In 2017 Rep. Rob Bishop said he would retire if he won re-election to Congress in 2018. Now, it appears Bishop may be rethinking that decision.
Several sources close to Bishop tell UtahPolicy.com he has not made a final determination about running for another term in Washington in 2020. He has reportedly been telling close associates and other supporters he intends to make a final determination about whether he’ll retire from Congress next year or run for a 10th term in Washington either by the end of the summer or early September.
“He’s been telling people the thought that he’ll retire may be a bit premature,” said a close associate of Bishop.
Why would Bishop backtrack on what seemed to be, at least at the time, a definitive statement?
“I think it’s buyers remorse,” said one ally of the congressman. “The same thing happened with Jim Hansen (Bishop’s predecessor). He decided to retire from Congress, then wondered if he was doing the right thing.”
Hansen ended up running for governor in 2004 but ended up losing the GOP nomination to Jon Huntsman. Like Hansen, Bishop has been linked to a possible gubernatorial run in 2020.
One big factor in Bishop’s decision is which party ends up in control of the House following the 2020 elections.
“I can tell you, he absolutely hates being in the minority,” said a longtime advisor to Bishop. “If he thinks Republicans can retake control, he may decide to run again.”
Devin Wiser, Bishop’s chief of staff, seemingly confirmed that the congressman has been having second thoughts about calling it quits when this term is up, but he stressed that Bishop is not thinking about that right now.
“Rep. Bishop has been surprised by how many folks in Utah have approached him, asking him to run again to represent the 1st district. Much of the rationale is compelling and deserves consideration. But, for the time being, the Congressman is wholly focused on the 116th Congress,” he said in an email.
Wiser also said he would expect Bishop to make a final decision about his political future in late summer or early fall.

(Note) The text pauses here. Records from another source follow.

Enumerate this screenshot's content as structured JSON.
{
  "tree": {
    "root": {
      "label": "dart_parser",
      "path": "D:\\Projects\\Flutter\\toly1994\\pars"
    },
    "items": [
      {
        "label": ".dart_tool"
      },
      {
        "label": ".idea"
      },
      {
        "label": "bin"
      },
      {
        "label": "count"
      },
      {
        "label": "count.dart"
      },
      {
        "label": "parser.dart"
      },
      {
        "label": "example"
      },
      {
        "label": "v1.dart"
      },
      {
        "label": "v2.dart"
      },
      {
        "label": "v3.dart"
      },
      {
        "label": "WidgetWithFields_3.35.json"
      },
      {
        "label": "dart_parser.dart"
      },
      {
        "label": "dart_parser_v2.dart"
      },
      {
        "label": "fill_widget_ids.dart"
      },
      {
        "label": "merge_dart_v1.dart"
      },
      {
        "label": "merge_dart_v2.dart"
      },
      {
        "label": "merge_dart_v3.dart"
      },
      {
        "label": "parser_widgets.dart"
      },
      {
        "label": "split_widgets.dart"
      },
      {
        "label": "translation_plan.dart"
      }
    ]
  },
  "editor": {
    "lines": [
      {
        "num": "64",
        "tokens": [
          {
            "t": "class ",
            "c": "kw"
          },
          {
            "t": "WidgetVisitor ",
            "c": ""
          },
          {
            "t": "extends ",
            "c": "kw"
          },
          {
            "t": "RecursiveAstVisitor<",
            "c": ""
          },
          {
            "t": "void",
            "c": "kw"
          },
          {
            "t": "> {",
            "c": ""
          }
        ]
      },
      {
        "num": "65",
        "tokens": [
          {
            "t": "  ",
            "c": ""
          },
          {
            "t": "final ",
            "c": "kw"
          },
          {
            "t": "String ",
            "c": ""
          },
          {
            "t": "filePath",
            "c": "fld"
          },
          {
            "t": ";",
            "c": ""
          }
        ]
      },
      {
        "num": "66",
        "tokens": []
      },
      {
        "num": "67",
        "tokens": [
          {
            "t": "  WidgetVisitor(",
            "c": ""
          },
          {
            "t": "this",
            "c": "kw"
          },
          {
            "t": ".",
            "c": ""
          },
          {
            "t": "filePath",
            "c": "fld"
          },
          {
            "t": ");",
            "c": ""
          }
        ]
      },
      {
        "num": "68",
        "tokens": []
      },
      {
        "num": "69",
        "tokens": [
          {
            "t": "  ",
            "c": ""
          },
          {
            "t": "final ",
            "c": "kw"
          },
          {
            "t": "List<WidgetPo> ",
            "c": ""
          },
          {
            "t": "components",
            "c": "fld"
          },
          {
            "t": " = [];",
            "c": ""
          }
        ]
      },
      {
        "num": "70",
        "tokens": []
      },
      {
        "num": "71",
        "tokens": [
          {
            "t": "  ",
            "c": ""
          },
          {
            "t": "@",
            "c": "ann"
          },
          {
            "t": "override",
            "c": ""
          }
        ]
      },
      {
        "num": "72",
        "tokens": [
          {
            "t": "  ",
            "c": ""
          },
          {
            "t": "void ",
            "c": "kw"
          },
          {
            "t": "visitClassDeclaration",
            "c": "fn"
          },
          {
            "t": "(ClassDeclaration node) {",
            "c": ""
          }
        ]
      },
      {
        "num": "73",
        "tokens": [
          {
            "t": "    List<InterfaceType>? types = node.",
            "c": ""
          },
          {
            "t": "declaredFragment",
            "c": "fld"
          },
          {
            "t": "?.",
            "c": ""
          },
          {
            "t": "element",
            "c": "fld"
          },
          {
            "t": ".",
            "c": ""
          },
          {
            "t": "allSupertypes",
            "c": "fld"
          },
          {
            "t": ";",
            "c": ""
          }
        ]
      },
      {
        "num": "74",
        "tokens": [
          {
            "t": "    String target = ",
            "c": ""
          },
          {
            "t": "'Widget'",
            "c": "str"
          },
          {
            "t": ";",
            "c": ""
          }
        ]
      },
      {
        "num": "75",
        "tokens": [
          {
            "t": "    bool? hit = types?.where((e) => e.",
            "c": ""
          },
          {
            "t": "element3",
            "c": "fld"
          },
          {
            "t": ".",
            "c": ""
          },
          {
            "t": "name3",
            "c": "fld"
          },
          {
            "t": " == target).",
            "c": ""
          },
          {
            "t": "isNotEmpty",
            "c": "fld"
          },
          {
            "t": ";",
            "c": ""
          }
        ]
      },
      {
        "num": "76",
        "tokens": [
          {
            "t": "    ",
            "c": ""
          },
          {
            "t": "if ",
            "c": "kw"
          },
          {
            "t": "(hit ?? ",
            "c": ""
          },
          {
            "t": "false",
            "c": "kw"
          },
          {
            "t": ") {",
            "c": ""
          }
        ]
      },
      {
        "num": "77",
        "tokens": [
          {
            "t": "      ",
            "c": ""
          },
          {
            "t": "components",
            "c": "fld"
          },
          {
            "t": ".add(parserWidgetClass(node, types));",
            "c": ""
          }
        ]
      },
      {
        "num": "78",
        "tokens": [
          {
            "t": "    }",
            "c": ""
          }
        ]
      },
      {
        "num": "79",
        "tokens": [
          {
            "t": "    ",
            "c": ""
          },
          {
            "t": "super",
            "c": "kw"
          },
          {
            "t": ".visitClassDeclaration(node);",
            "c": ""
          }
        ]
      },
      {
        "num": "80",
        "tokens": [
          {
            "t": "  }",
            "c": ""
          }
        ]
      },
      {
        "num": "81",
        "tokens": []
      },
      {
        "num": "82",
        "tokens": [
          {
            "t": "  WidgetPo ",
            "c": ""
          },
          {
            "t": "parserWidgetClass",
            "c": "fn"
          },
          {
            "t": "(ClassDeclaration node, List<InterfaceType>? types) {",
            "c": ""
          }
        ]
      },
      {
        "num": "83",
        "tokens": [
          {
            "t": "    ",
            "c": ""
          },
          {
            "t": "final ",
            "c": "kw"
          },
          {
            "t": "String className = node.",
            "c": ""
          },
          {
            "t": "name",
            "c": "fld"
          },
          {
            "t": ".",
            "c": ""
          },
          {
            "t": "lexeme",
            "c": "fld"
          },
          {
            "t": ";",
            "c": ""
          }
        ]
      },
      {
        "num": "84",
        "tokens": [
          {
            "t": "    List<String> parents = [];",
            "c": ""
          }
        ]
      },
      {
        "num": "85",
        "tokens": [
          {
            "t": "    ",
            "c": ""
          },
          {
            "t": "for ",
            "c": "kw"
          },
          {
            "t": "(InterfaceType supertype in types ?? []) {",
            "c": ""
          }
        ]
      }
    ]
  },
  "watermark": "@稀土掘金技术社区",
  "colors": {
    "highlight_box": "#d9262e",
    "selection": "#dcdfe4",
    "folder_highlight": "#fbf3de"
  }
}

On Wednesday, UtahPolicy.com reported several Republicans are considering running to replace Bishop next year, including Rep. Logan Wilde, R-Croydon, Rep. Stephen Handy, R-Layton, businessman Bruce Hough and Utah Credit Union Association President and CEO Scott Simpson. Wilde said he is likely to jump into the race, but it all depends on whether Bishop decides to retire.